The US Is Likely Ungovernable In Near Term Future

The leaders of the Republican Party’s domestic goals remain limiting immigration, strengthening voting suppression laws, bigger tax cuts for the wealthy, and business deregulation. The Democratic Party’s goals of increasing voter turnout, immigration reform, criminal justice reform, and expanding the social social safety net are in stark contrast to their counterparts. In generations past, the parties could bridge their ideological divides and come together to govern on a coherent platform. Republicans voted for Lyndon Johnson’s Civil Rights bill, and Democrats worked with Reagan and Bush II, for example. Those days appear to be over. The Republican base has shifted so far to the right that working with Democrats to achieve policy goals is impossible (see the Republican opposition to Obama’s legislative agenda). And Republican extremism has made it untenable for Democrats to work with Trump on any significant legislation without a massive revolt from their voters.

The result is a climate where the middle no longer exists and bipartisanship at the federal level is about as common as Shaquille O’Neal calmly sinking three pointers. The parties are increasingly representing not only a political ideology, but a cultural way of life: the Republicans represent cultural traditionalism and white nationalism, where Democrats represent multiculturalism and liberal, free thinking values. As the demographics continue to shift, the stances of the parties and their bases will harden — the browning of the country will endear Democrats more to diversity and multiculturalism while Republicans will elect more extremist candidates like Roy Moore from Alabama.

What does that mean for the future of the country? Well, at least in the near term, it means that the US will be ungovernable at the federal level. Without the ability to reach consensus between the two parties, the only way to govern effectively will be for a single party to win all three levels of government. And that’s no sure thing either: Even with control of the executive and legislative branches and the Supreme Court, conservatives are still finding consensus within their own party painfully difficult to reach, with public embarrassments like the inability to repeal the Affordable Care Act becoming common. Although the Republican Party is currently led by ineptitude at the top, one could see a Democratic Party that controls all three branches of government running into the same problem with something like single payer healthcare: facing total opposition from the other side and unable to reach internal consensus. It is the complete opposition of the other party to major legislation that makes the deals of old unfeasible.

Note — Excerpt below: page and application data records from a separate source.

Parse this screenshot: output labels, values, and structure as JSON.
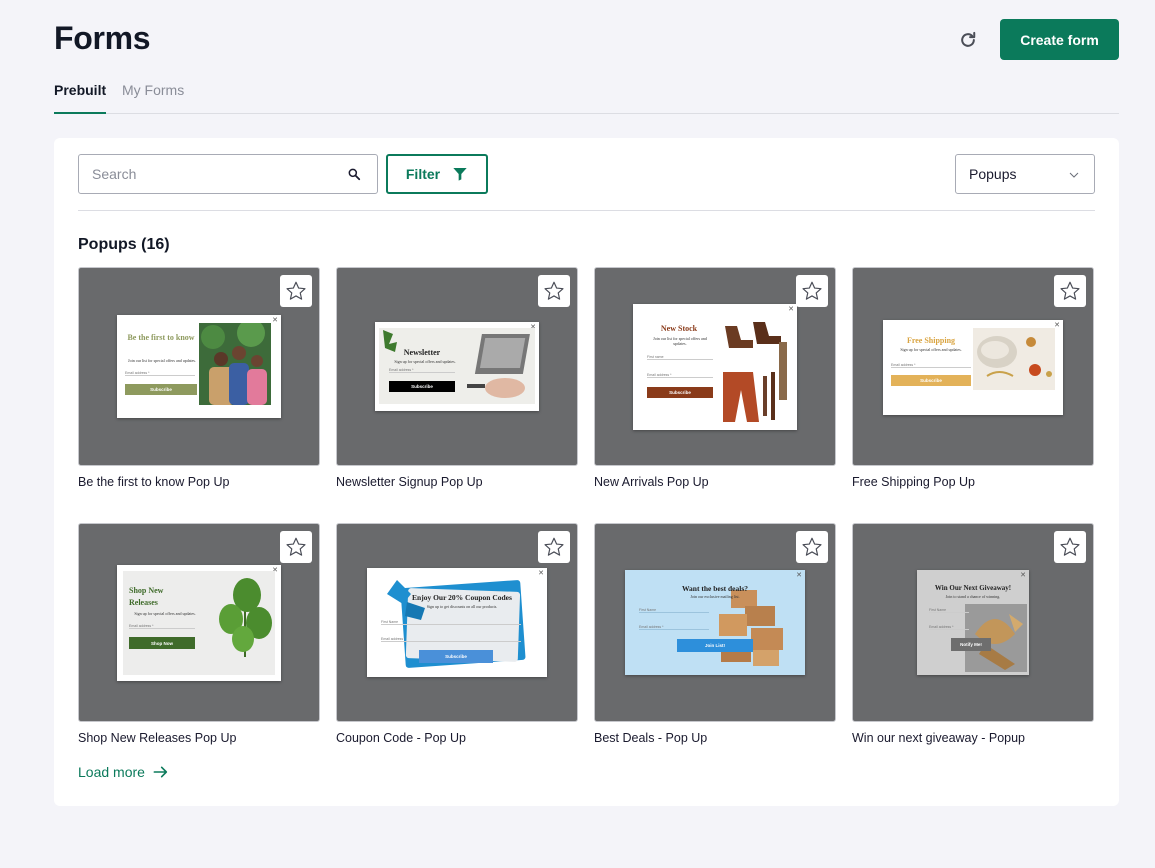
{
  "header": {
    "title": "Forms",
    "create_button": "Create form"
  },
  "tabs": [
    {
      "label": "Prebuilt",
      "active": true
    },
    {
      "label": "My Forms",
      "active": false
    }
  ],
  "toolbar": {
    "search_placeholder": "Search",
    "filter_label": "Filter",
    "type_select_value": "Popups"
  },
  "section": {
    "title": "Popups (16)"
  },
  "cards": [
    {
      "label": "Be the first to know Pop Up",
      "popup_title": "Be the first to know",
      "popup_sub": "Join our list for special offers and updates.",
      "field1": "Email address *",
      "button": "Subscribe"
    },
    {
      "label": "Newsletter Signup Pop Up",
      "popup_title": "Newsletter",
      "popup_sub": "Sign up for special offers and updates.",
      "field1": "Email address *",
      "button": "Subscribe"
    },
    {
      "label": "New Arrivals Pop Up",
      "popup_title": "New Stock",
      "popup_sub": "Join our list for special offers and updates.",
      "field1": "First name",
      "field2": "Email address *",
      "button": "Subscribe"
    },
    {
      "label": "Free Shipping Pop Up",
      "popup_title": "Free Shipping",
      "popup_sub": "Sign up for special offers and updates.",
      "field1": "Email address *",
      "button": "Subscribe"
    },
    {
      "label": "Shop New Releases Pop Up",
      "popup_title": "Shop New Releases",
      "popup_sub": "Sign up for special offers and updates.",
      "field1": "Email address *",
      "button": "Shop Now"
    },
    {
      "label": "Coupon Code - Pop Up",
      "popup_title": "Enjoy Our 20% Coupon Codes",
      "popup_sub": "Sign up to get discounts on all our products.",
      "field1": "First Name",
      "field2": "Email address *",
      "button": "Subscribe"
    },
    {
      "label": "Best Deals - Pop Up",
      "popup_title": "Want the best deals?",
      "popup_sub": "Join our exclusive mailing list.",
      "field1": "First Name",
      "field2": "Email address *",
      "button": "Join List!"
    },
    {
      "label": "Win our next giveaway - Popup",
      "popup_title": "Win Our Next Giveaway!",
      "popup_sub": "Join to stand a chance of winning.",
      "field1": "First Name",
      "field2": "Email address *",
      "button": "Notify Me!"
    }
  ],
  "load_more": "Load more",
  "colors": {
    "accent": "#0b7a5b",
    "thumb_bg": "#696a6c",
    "page_bg": "#f4f4f9"
  },
  "icons": {
    "refresh": "refresh-icon",
    "search": "search-icon",
    "filter": "funnel-icon",
    "select": "chevron-down-icon",
    "favorite": "star-outline-icon",
    "load_more": "arrow-right-icon",
    "close": "close-icon"
  }
}
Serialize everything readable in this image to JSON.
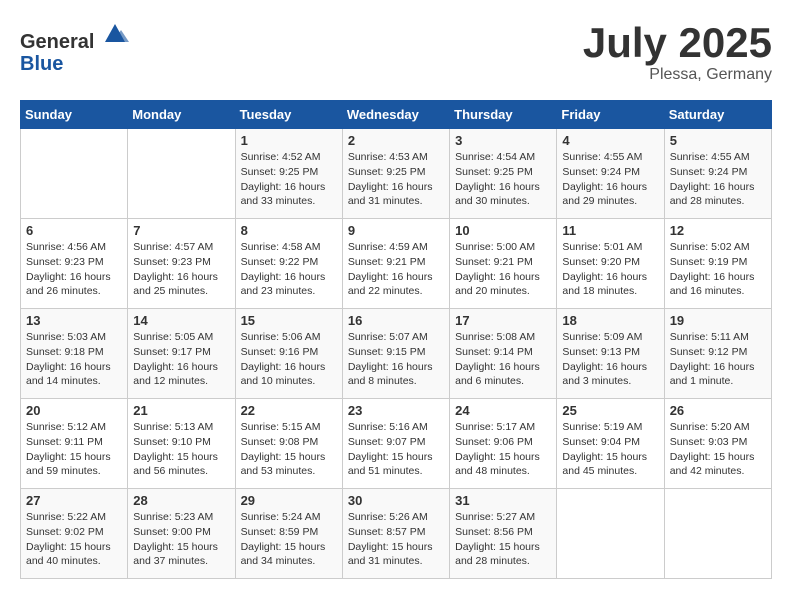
{
  "header": {
    "logo_general": "General",
    "logo_blue": "Blue",
    "month": "July 2025",
    "location": "Plessa, Germany"
  },
  "weekdays": [
    "Sunday",
    "Monday",
    "Tuesday",
    "Wednesday",
    "Thursday",
    "Friday",
    "Saturday"
  ],
  "weeks": [
    [
      {
        "day": "",
        "info": ""
      },
      {
        "day": "",
        "info": ""
      },
      {
        "day": "1",
        "info": "Sunrise: 4:52 AM\nSunset: 9:25 PM\nDaylight: 16 hours\nand 33 minutes."
      },
      {
        "day": "2",
        "info": "Sunrise: 4:53 AM\nSunset: 9:25 PM\nDaylight: 16 hours\nand 31 minutes."
      },
      {
        "day": "3",
        "info": "Sunrise: 4:54 AM\nSunset: 9:25 PM\nDaylight: 16 hours\nand 30 minutes."
      },
      {
        "day": "4",
        "info": "Sunrise: 4:55 AM\nSunset: 9:24 PM\nDaylight: 16 hours\nand 29 minutes."
      },
      {
        "day": "5",
        "info": "Sunrise: 4:55 AM\nSunset: 9:24 PM\nDaylight: 16 hours\nand 28 minutes."
      }
    ],
    [
      {
        "day": "6",
        "info": "Sunrise: 4:56 AM\nSunset: 9:23 PM\nDaylight: 16 hours\nand 26 minutes."
      },
      {
        "day": "7",
        "info": "Sunrise: 4:57 AM\nSunset: 9:23 PM\nDaylight: 16 hours\nand 25 minutes."
      },
      {
        "day": "8",
        "info": "Sunrise: 4:58 AM\nSunset: 9:22 PM\nDaylight: 16 hours\nand 23 minutes."
      },
      {
        "day": "9",
        "info": "Sunrise: 4:59 AM\nSunset: 9:21 PM\nDaylight: 16 hours\nand 22 minutes."
      },
      {
        "day": "10",
        "info": "Sunrise: 5:00 AM\nSunset: 9:21 PM\nDaylight: 16 hours\nand 20 minutes."
      },
      {
        "day": "11",
        "info": "Sunrise: 5:01 AM\nSunset: 9:20 PM\nDaylight: 16 hours\nand 18 minutes."
      },
      {
        "day": "12",
        "info": "Sunrise: 5:02 AM\nSunset: 9:19 PM\nDaylight: 16 hours\nand 16 minutes."
      }
    ],
    [
      {
        "day": "13",
        "info": "Sunrise: 5:03 AM\nSunset: 9:18 PM\nDaylight: 16 hours\nand 14 minutes."
      },
      {
        "day": "14",
        "info": "Sunrise: 5:05 AM\nSunset: 9:17 PM\nDaylight: 16 hours\nand 12 minutes."
      },
      {
        "day": "15",
        "info": "Sunrise: 5:06 AM\nSunset: 9:16 PM\nDaylight: 16 hours\nand 10 minutes."
      },
      {
        "day": "16",
        "info": "Sunrise: 5:07 AM\nSunset: 9:15 PM\nDaylight: 16 hours\nand 8 minutes."
      },
      {
        "day": "17",
        "info": "Sunrise: 5:08 AM\nSunset: 9:14 PM\nDaylight: 16 hours\nand 6 minutes."
      },
      {
        "day": "18",
        "info": "Sunrise: 5:09 AM\nSunset: 9:13 PM\nDaylight: 16 hours\nand 3 minutes."
      },
      {
        "day": "19",
        "info": "Sunrise: 5:11 AM\nSunset: 9:12 PM\nDaylight: 16 hours\nand 1 minute."
      }
    ],
    [
      {
        "day": "20",
        "info": "Sunrise: 5:12 AM\nSunset: 9:11 PM\nDaylight: 15 hours\nand 59 minutes."
      },
      {
        "day": "21",
        "info": "Sunrise: 5:13 AM\nSunset: 9:10 PM\nDaylight: 15 hours\nand 56 minutes."
      },
      {
        "day": "22",
        "info": "Sunrise: 5:15 AM\nSunset: 9:08 PM\nDaylight: 15 hours\nand 53 minutes."
      },
      {
        "day": "23",
        "info": "Sunrise: 5:16 AM\nSunset: 9:07 PM\nDaylight: 15 hours\nand 51 minutes."
      },
      {
        "day": "24",
        "info": "Sunrise: 5:17 AM\nSunset: 9:06 PM\nDaylight: 15 hours\nand 48 minutes."
      },
      {
        "day": "25",
        "info": "Sunrise: 5:19 AM\nSunset: 9:04 PM\nDaylight: 15 hours\nand 45 minutes."
      },
      {
        "day": "26",
        "info": "Sunrise: 5:20 AM\nSunset: 9:03 PM\nDaylight: 15 hours\nand 42 minutes."
      }
    ],
    [
      {
        "day": "27",
        "info": "Sunrise: 5:22 AM\nSunset: 9:02 PM\nDaylight: 15 hours\nand 40 minutes."
      },
      {
        "day": "28",
        "info": "Sunrise: 5:23 AM\nSunset: 9:00 PM\nDaylight: 15 hours\nand 37 minutes."
      },
      {
        "day": "29",
        "info": "Sunrise: 5:24 AM\nSunset: 8:59 PM\nDaylight: 15 hours\nand 34 minutes."
      },
      {
        "day": "30",
        "info": "Sunrise: 5:26 AM\nSunset: 8:57 PM\nDaylight: 15 hours\nand 31 minutes."
      },
      {
        "day": "31",
        "info": "Sunrise: 5:27 AM\nSunset: 8:56 PM\nDaylight: 15 hours\nand 28 minutes."
      },
      {
        "day": "",
        "info": ""
      },
      {
        "day": "",
        "info": ""
      }
    ]
  ]
}
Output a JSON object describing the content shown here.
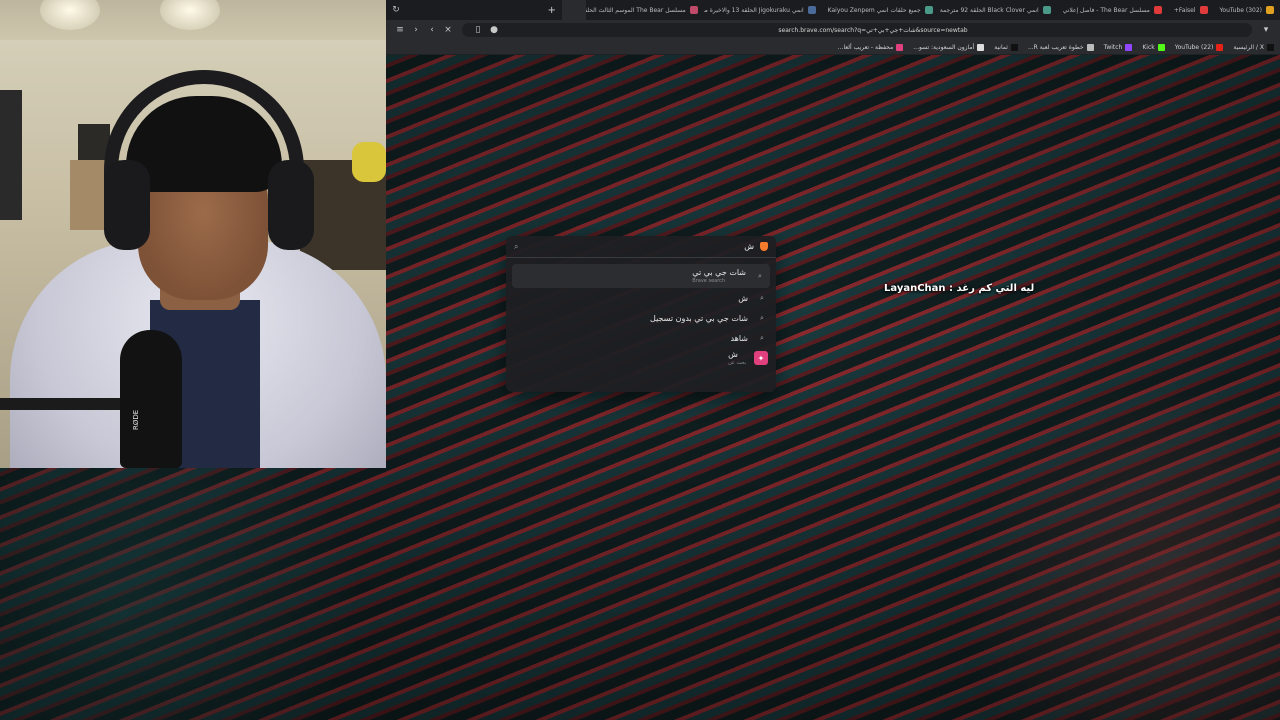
{
  "tabs": [
    {
      "title": "(302) YouTube",
      "color": "#e0a020",
      "active": false
    },
    {
      "title": "Faisel+",
      "color": "#e03a3a",
      "active": false
    },
    {
      "title": "مسلسل The Bear - فاصل إعلاني",
      "color": "#e03a3a",
      "active": false
    },
    {
      "title": "انمي Black Clover الحلقة 92 مترجمة ا",
      "color": "#4a9a8a",
      "active": false
    },
    {
      "title": "جميع حلقات انمي Kaiyou Zenpem",
      "color": "#4a9a8a",
      "active": false
    },
    {
      "title": "انمي Jigokuraku الحلقة 13 والاخيرة مت",
      "color": "#4a6a9a",
      "active": false
    },
    {
      "title": "مسلسل The Bear الموسم الثالث الحلقة",
      "color": "#c04a6a",
      "active": false
    },
    {
      "title": "",
      "color": "#2a2b2f",
      "active": true
    }
  ],
  "toolbar": {
    "url": "search.brave.com/search?q=شات+جي+بي+تي&source=newtab"
  },
  "bookmarks": [
    {
      "label": "X / الرئيسية",
      "color": "#111111"
    },
    {
      "label": "(22) YouTube",
      "color": "#e62117"
    },
    {
      "label": "Kick",
      "color": "#53fc18"
    },
    {
      "label": "Twitch",
      "color": "#9146ff"
    },
    {
      "label": "خطوة تعريب لعبة R...",
      "color": "#bbbbbb"
    },
    {
      "label": "ثمانية",
      "color": "#111111"
    },
    {
      "label": "أمازون السعودية: تسو...",
      "color": "#dddddd"
    },
    {
      "label": "محفظة - تعريب ألعا...",
      "color": "#e0407e"
    }
  ],
  "search": {
    "value": "ش",
    "suggestions": [
      {
        "text": "شات جي بي تي",
        "sub": "Brave search",
        "icon": "search-icon",
        "highlight": true
      },
      {
        "text": "ش",
        "sub": "",
        "icon": "search-icon",
        "highlight": false
      },
      {
        "text": "شات جي بي تي بدون تسجيل",
        "sub": "",
        "icon": "search-icon",
        "highlight": false
      },
      {
        "text": "شاهد",
        "sub": "",
        "icon": "search-icon",
        "highlight": false
      },
      {
        "text": "ش",
        "sub": "بحث عن",
        "icon": "brave-leo-icon",
        "highlight": false
      }
    ]
  },
  "chat": {
    "text": "LayanChan : ليه التي كم رغد"
  },
  "webcam": {
    "logo": "RØDE"
  }
}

Trump is highly unlikely to pass any landmark legislation, meaning the last major bill passed at the federal level is the Affordable Care Act. At the end of Trump’s term, that will have been ten years ago. There is no evidence that the Republican Party would be willing to work with Elizabeth Warren, Kamala Harris, or any of the potential Democratic frontrunners for 2020. In all likelihood they would be demonized in the same manner as Obama. Without both chambers of Congress, major legislation will be nonviable, even with it, coming to near total party consensus without Republican votes for bills will be strenuous. And even in the event that Democrats pass a major healthcare or voting rights bill with full Republican opposition, it will still be subject to a review from a conservative majority on the Supreme Court, thanks to Trump’s win in 2016.

I think that in the near term future, the parties at the federal level will be more influential culturally than legislatively. That is to say that Trump can wage a cultural battle by saying Neo Nazis are good people or slamming Black protesters (both extremely dangerous for marginalized people and the sanctity of US institutions) but he can’t govern through policy changes in the same way that Reagan or even Bush II did. Future Democratic Presidents will likely do the same, but in reverse — they’ll be able to push multiculturalism and diversity through broad statements and executive orders, but passing comprehensive legislation will be extremely challenging.

Obviously all of this goes back to the fundamental issue with the country — the racial hierarchy of white dominance is being fundamentally challenged. White privilege is being openly questioned by politicians at the highest levels. Eventually voting rights for marginalized people, the criminal justice system, and the racial wealth gap will all be set center stage as minorities demand the full rights and privileges of citizenship. The Republican Party, which is now the avatar for white nationalism, is fighting that change with all of their might. The next 20–30 years will be a fight for the soul of the country and what it means to be American. It will either become apartheid South Africa or a thriving multicultural democracy. But we exist in the meantime, before either of those outcomes has been achieved. And the present looks like federal dysfunction and the failure to reach Congressional consensus.